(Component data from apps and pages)
──────────

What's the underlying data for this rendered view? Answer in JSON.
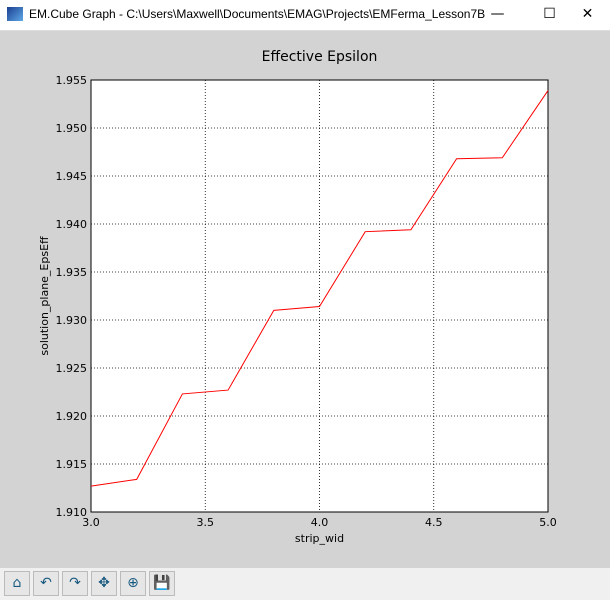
{
  "window": {
    "title": "EM.Cube Graph - C:\\Users\\Maxwell\\Documents\\EMAG\\Projects\\EMFerma_Lesson7B",
    "minimize": "—",
    "maximize": "☐",
    "close": "✕"
  },
  "toolbar": [
    {
      "name": "home-button",
      "icon": "⌂"
    },
    {
      "name": "back-button",
      "icon": "↶"
    },
    {
      "name": "forward-button",
      "icon": "↷"
    },
    {
      "name": "pan-button",
      "icon": "✥"
    },
    {
      "name": "zoom-button",
      "icon": "⊕"
    },
    {
      "name": "save-button",
      "icon": "💾"
    }
  ],
  "chart_data": {
    "type": "line",
    "title": "Effective Epsilon",
    "xlabel": "strip_wid",
    "ylabel": "solution_plane_EpsEff",
    "xlim": [
      3.0,
      5.0
    ],
    "ylim": [
      1.91,
      1.955
    ],
    "xticks": [
      "3.0",
      "3.5",
      "4.0",
      "4.5",
      "5.0"
    ],
    "yticks": [
      "1.910",
      "1.915",
      "1.920",
      "1.925",
      "1.930",
      "1.935",
      "1.940",
      "1.945",
      "1.950",
      "1.955"
    ],
    "grid": true,
    "series": [
      {
        "name": "EpsEff",
        "color": "#ff0000",
        "x": [
          3.0,
          3.2,
          3.4,
          3.6,
          3.8,
          4.0,
          4.2,
          4.4,
          4.6,
          4.8,
          5.0
        ],
        "y": [
          1.9127,
          1.9134,
          1.9223,
          1.9227,
          1.931,
          1.9314,
          1.9392,
          1.9394,
          1.9468,
          1.9469,
          1.9539
        ]
      }
    ]
  }
}
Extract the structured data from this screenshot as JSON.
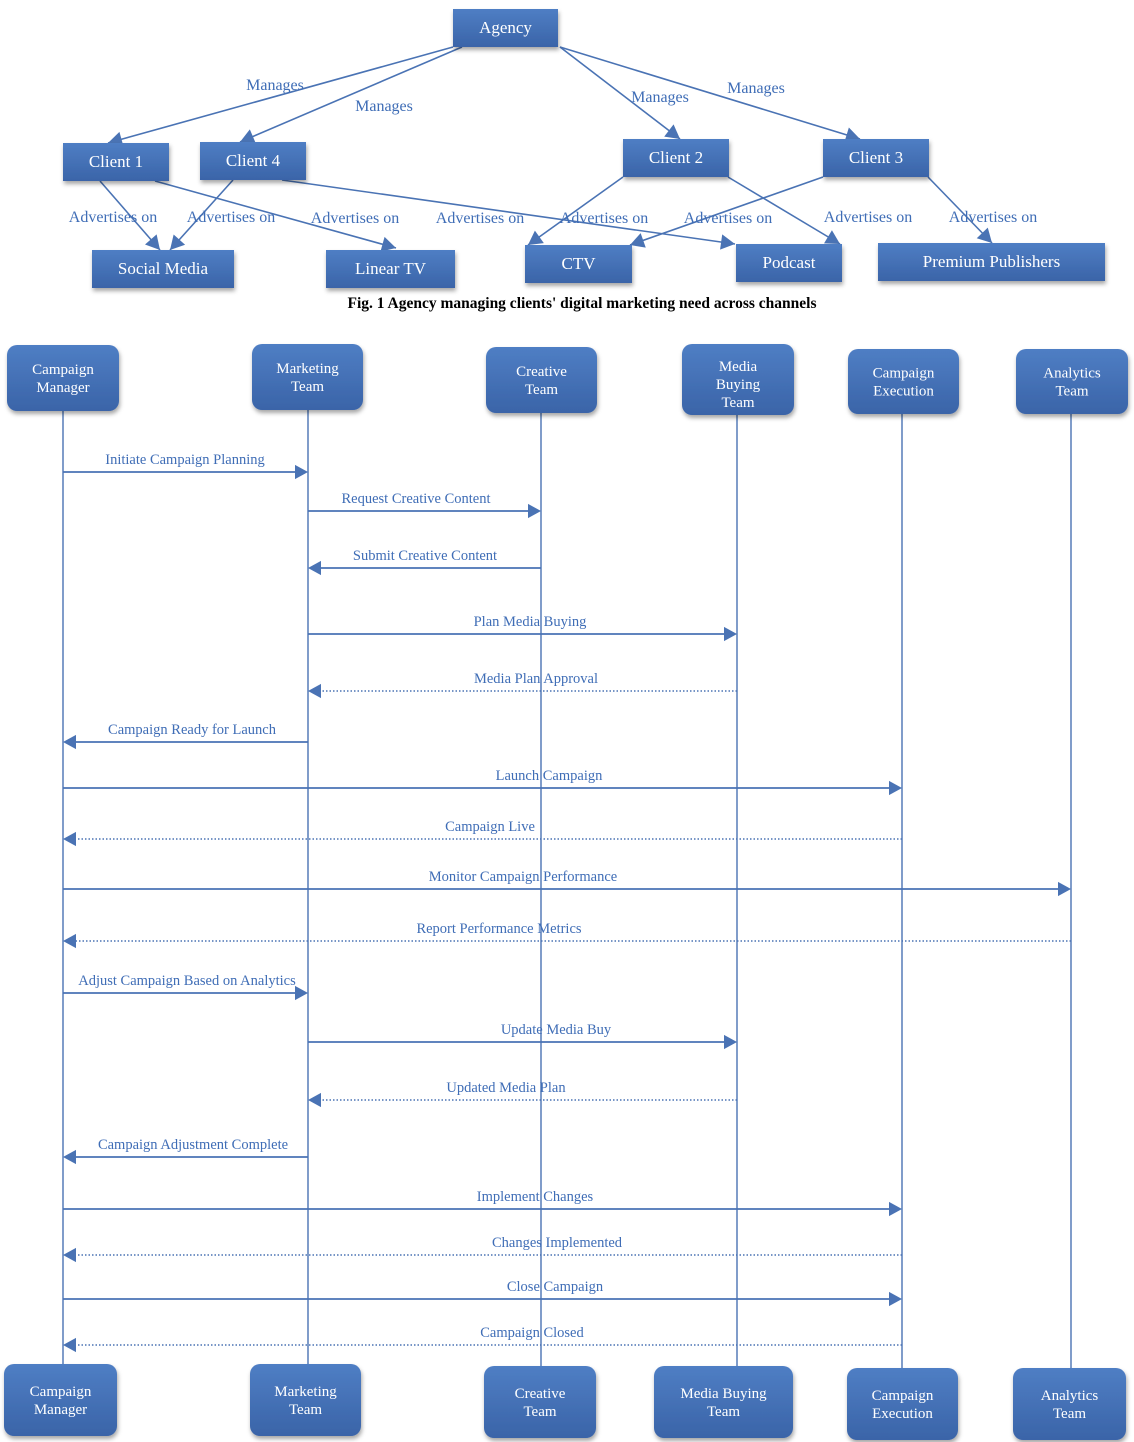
{
  "figure1": {
    "caption": "Fig. 1 Agency managing clients' digital marketing need across channels",
    "nodes": [
      {
        "id": "agency",
        "label": "Agency"
      },
      {
        "id": "client1",
        "label": "Client 1"
      },
      {
        "id": "client4",
        "label": "Client 4"
      },
      {
        "id": "client2",
        "label": "Client 2"
      },
      {
        "id": "client3",
        "label": "Client 3"
      },
      {
        "id": "social",
        "label": "Social Media"
      },
      {
        "id": "lineartv",
        "label": "Linear TV"
      },
      {
        "id": "ctv",
        "label": "CTV"
      },
      {
        "id": "podcast",
        "label": "Podcast"
      },
      {
        "id": "premium",
        "label": "Premium Publishers"
      }
    ],
    "edges": [
      {
        "from": "agency",
        "to": "client1",
        "label": "Manages"
      },
      {
        "from": "agency",
        "to": "client4",
        "label": "Manages"
      },
      {
        "from": "agency",
        "to": "client2",
        "label": "Manages"
      },
      {
        "from": "agency",
        "to": "client3",
        "label": "Manages"
      },
      {
        "from": "client1",
        "to": "social",
        "label": "Advertises on"
      },
      {
        "from": "client4",
        "to": "social",
        "label": "Advertises on"
      },
      {
        "from": "client1",
        "to": "lineartv",
        "label": "Advertises on"
      },
      {
        "from": "client4",
        "to": "podcast",
        "label": "Advertises on"
      },
      {
        "from": "client2",
        "to": "ctv",
        "label": "Advertises on"
      },
      {
        "from": "client3",
        "to": "ctv",
        "label": "Advertises on"
      },
      {
        "from": "client2",
        "to": "podcast",
        "label": "Advertises on"
      },
      {
        "from": "client3",
        "to": "premium",
        "label": "Advertises on"
      }
    ]
  },
  "sequence": {
    "actors": [
      {
        "id": "cm",
        "top_label": [
          "Campaign",
          "Manager"
        ],
        "bottom_label": [
          "Campaign",
          "Manager"
        ]
      },
      {
        "id": "mt",
        "top_label": [
          "Marketing",
          "Team"
        ],
        "bottom_label": [
          "Marketing",
          "Team"
        ]
      },
      {
        "id": "ct",
        "top_label": [
          "Creative",
          "Team"
        ],
        "bottom_label": [
          "Creative",
          "Team"
        ]
      },
      {
        "id": "mb",
        "top_label": [
          "Media",
          "Buying",
          "Team"
        ],
        "bottom_label": [
          "Media Buying",
          "Team"
        ]
      },
      {
        "id": "ce",
        "top_label": [
          "Campaign",
          "Execution"
        ],
        "bottom_label": [
          "Campaign",
          "Execution"
        ]
      },
      {
        "id": "at",
        "top_label": [
          "Analytics",
          "Team"
        ],
        "bottom_label": [
          "Analytics",
          "Team"
        ]
      }
    ],
    "messages": [
      {
        "from": "cm",
        "to": "mt",
        "label": "Initiate Campaign Planning",
        "style": "solid"
      },
      {
        "from": "mt",
        "to": "ct",
        "label": "Request Creative Content",
        "style": "solid"
      },
      {
        "from": "ct",
        "to": "mt",
        "label": "Submit Creative Content",
        "style": "solid"
      },
      {
        "from": "mt",
        "to": "mb",
        "label": "Plan Media Buying",
        "style": "solid"
      },
      {
        "from": "mb",
        "to": "mt",
        "label": "Media Plan Approval",
        "style": "dotted"
      },
      {
        "from": "mt",
        "to": "cm",
        "label": "Campaign Ready for Launch",
        "style": "solid"
      },
      {
        "from": "cm",
        "to": "ce",
        "label": "Launch Campaign",
        "style": "solid"
      },
      {
        "from": "ce",
        "to": "cm",
        "label": "Campaign Live",
        "style": "dotted"
      },
      {
        "from": "cm",
        "to": "at",
        "label": "Monitor Campaign Performance",
        "style": "solid"
      },
      {
        "from": "at",
        "to": "cm",
        "label": "Report Performance Metrics",
        "style": "dotted"
      },
      {
        "from": "cm",
        "to": "mt",
        "label": "Adjust Campaign Based on Analytics",
        "style": "solid"
      },
      {
        "from": "mt",
        "to": "mb",
        "label": "Update Media Buy",
        "style": "solid"
      },
      {
        "from": "mb",
        "to": "mt",
        "label": "Updated Media Plan",
        "style": "dotted"
      },
      {
        "from": "mt",
        "to": "cm",
        "label": "Campaign Adjustment Complete",
        "style": "solid"
      },
      {
        "from": "cm",
        "to": "ce",
        "label": "Implement Changes",
        "style": "solid"
      },
      {
        "from": "ce",
        "to": "cm",
        "label": "Changes Implemented",
        "style": "dotted"
      },
      {
        "from": "cm",
        "to": "ce",
        "label": "Close Campaign",
        "style": "solid"
      },
      {
        "from": "ce",
        "to": "cm",
        "label": "Campaign Closed",
        "style": "dotted"
      }
    ]
  },
  "colors": {
    "box_top": "#4f7ec4",
    "box_bottom": "#3a64a8",
    "line": "#4a73b4",
    "label": "#3f6db6"
  }
}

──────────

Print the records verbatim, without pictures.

### Output of the exercise
What's the underlying data for this rendered view? Answer in JSON.
{
  "window": {
    "title": "EM.Cube Graph - C:\\Users\\Maxwell\\Documents\\EMAG\\Projects\\EMFerma_Lesson7B",
    "minimize": "—",
    "maximize": "☐",
    "close": "✕"
  },
  "toolbar": [
    {
      "name": "home-button",
      "icon": "⌂"
    },
    {
      "name": "back-button",
      "icon": "↶"
    },
    {
      "name": "forward-button",
      "icon": "↷"
    },
    {
      "name": "pan-button",
      "icon": "✥"
    },
    {
      "name": "zoom-button",
      "icon": "⊕"
    },
    {
      "name": "save-button",
      "icon": "💾"
    }
  ],
  "chart_data": {
    "type": "line",
    "title": "Effective Epsilon",
    "xlabel": "strip_wid",
    "ylabel": "solution_plane_EpsEff",
    "xlim": [
      3.0,
      5.0
    ],
    "ylim": [
      1.91,
      1.955
    ],
    "xticks": [
      "3.0",
      "3.5",
      "4.0",
      "4.5",
      "5.0"
    ],
    "yticks": [
      "1.910",
      "1.915",
      "1.920",
      "1.925",
      "1.930",
      "1.935",
      "1.940",
      "1.945",
      "1.950",
      "1.955"
    ],
    "grid": true,
    "series": [
      {
        "name": "EpsEff",
        "color": "#ff0000",
        "x": [
          3.0,
          3.2,
          3.4,
          3.6,
          3.8,
          4.0,
          4.2,
          4.4,
          4.6,
          4.8,
          5.0
        ],
        "y": [
          1.9127,
          1.9134,
          1.9223,
          1.9227,
          1.931,
          1.9314,
          1.9392,
          1.9394,
          1.9468,
          1.9469,
          1.9539
        ]
      }
    ]
  }
}
Extract the structured data from this screenshot as JSON.
{
  "figure1": {
    "caption": "Fig. 1 Agency managing clients' digital marketing need across channels",
    "nodes": [
      {
        "id": "agency",
        "label": "Agency"
      },
      {
        "id": "client1",
        "label": "Client 1"
      },
      {
        "id": "client4",
        "label": "Client 4"
      },
      {
        "id": "client2",
        "label": "Client 2"
      },
      {
        "id": "client3",
        "label": "Client 3"
      },
      {
        "id": "social",
        "label": "Social Media"
      },
      {
        "id": "lineartv",
        "label": "Linear TV"
      },
      {
        "id": "ctv",
        "label": "CTV"
      },
      {
        "id": "podcast",
        "label": "Podcast"
      },
      {
        "id": "premium",
        "label": "Premium Publishers"
      }
    ],
    "edges": [
      {
        "from": "agency",
        "to": "client1",
        "label": "Manages"
      },
      {
        "from": "agency",
        "to": "client4",
        "label": "Manages"
      },
      {
        "from": "agency",
        "to": "client2",
        "label": "Manages"
      },
      {
        "from": "agency",
        "to": "client3",
        "label": "Manages"
      },
      {
        "from": "client1",
        "to": "social",
        "label": "Advertises on"
      },
      {
        "from": "client4",
        "to": "social",
        "label": "Advertises on"
      },
      {
        "from": "client1",
        "to": "lineartv",
        "label": "Advertises on"
      },
      {
        "from": "client4",
        "to": "podcast",
        "label": "Advertises on"
      },
      {
        "from": "client2",
        "to": "ctv",
        "label": "Advertises on"
      },
      {
        "from": "client3",
        "to": "ctv",
        "label": "Advertises on"
      },
      {
        "from": "client2",
        "to": "podcast",
        "label": "Advertises on"
      },
      {
        "from": "client3",
        "to": "premium",
        "label": "Advertises on"
      }
    ]
  },
  "sequence": {
    "actors": [
      {
        "id": "cm",
        "top_label": [
          "Campaign",
          "Manager"
        ],
        "bottom_label": [
          "Campaign",
          "Manager"
        ]
      },
      {
        "id": "mt",
        "top_label": [
          "Marketing",
          "Team"
        ],
        "bottom_label": [
          "Marketing",
          "Team"
        ]
      },
      {
        "id": "ct",
        "top_label": [
          "Creative",
          "Team"
        ],
        "bottom_label": [
          "Creative",
          "Team"
        ]
      },
      {
        "id": "mb",
        "top_label": [
          "Media",
          "Buying",
          "Team"
        ],
        "bottom_label": [
          "Media Buying",
          "Team"
        ]
      },
      {
        "id": "ce",
        "top_label": [
          "Campaign",
          "Execution"
        ],
        "bottom_label": [
          "Campaign",
          "Execution"
        ]
      },
      {
        "id": "at",
        "top_label": [
          "Analytics",
          "Team"
        ],
        "bottom_label": [
          "Analytics",
          "Team"
        ]
      }
    ],
    "messages": [
      {
        "from": "cm",
        "to": "mt",
        "label": "Initiate Campaign Planning",
        "style": "solid"
      },
      {
        "from": "mt",
        "to": "ct",
        "label": "Request Creative Content",
        "style": "solid"
      },
      {
        "from": "ct",
        "to": "mt",
        "label": "Submit Creative Content",
        "style": "solid"
      },
      {
        "from": "mt",
        "to": "mb",
        "label": "Plan Media Buying",
        "style": "solid"
      },
      {
        "from": "mb",
        "to": "mt",
        "label": "Media Plan Approval",
        "style": "dotted"
      },
      {
        "from": "mt",
        "to": "cm",
        "label": "Campaign Ready for Launch",
        "style": "solid"
      },
      {
        "from": "cm",
        "to": "ce",
        "label": "Launch Campaign",
        "style": "solid"
      },
      {
        "from": "ce",
        "to": "cm",
        "label": "Campaign Live",
        "style": "dotted"
      },
      {
        "from": "cm",
        "to": "at",
        "label": "Monitor Campaign Performance",
        "style": "solid"
      },
      {
        "from": "at",
        "to": "cm",
        "label": "Report Performance Metrics",
        "style": "dotted"
      },
      {
        "from": "cm",
        "to": "mt",
        "label": "Adjust Campaign Based on Analytics",
        "style": "solid"
      },
      {
        "from": "mt",
        "to": "mb",
        "label": "Update Media Buy",
        "style": "solid"
      },
      {
        "from": "mb",
        "to": "mt",
        "label": "Updated Media Plan",
        "style": "dotted"
      },
      {
        "from": "mt",
        "to": "cm",
        "label": "Campaign Adjustment Complete",
        "style": "solid"
      },
      {
        "from": "cm",
        "to": "ce",
        "label": "Implement Changes",
        "style": "solid"
      },
      {
        "from": "ce",
        "to": "cm",
        "label": "Changes Implemented",
        "style": "dotted"
      },
      {
        "from": "cm",
        "to": "ce",
        "label": "Close Campaign",
        "style": "solid"
      },
      {
        "from": "ce",
        "to": "cm",
        "label": "Campaign Closed",
        "style": "dotted"
      }
    ]
  },
  "colors": {
    "box_top": "#4f7ec4",
    "box_bottom": "#3a64a8",
    "line": "#4a73b4",
    "label": "#3f6db6"
  }
}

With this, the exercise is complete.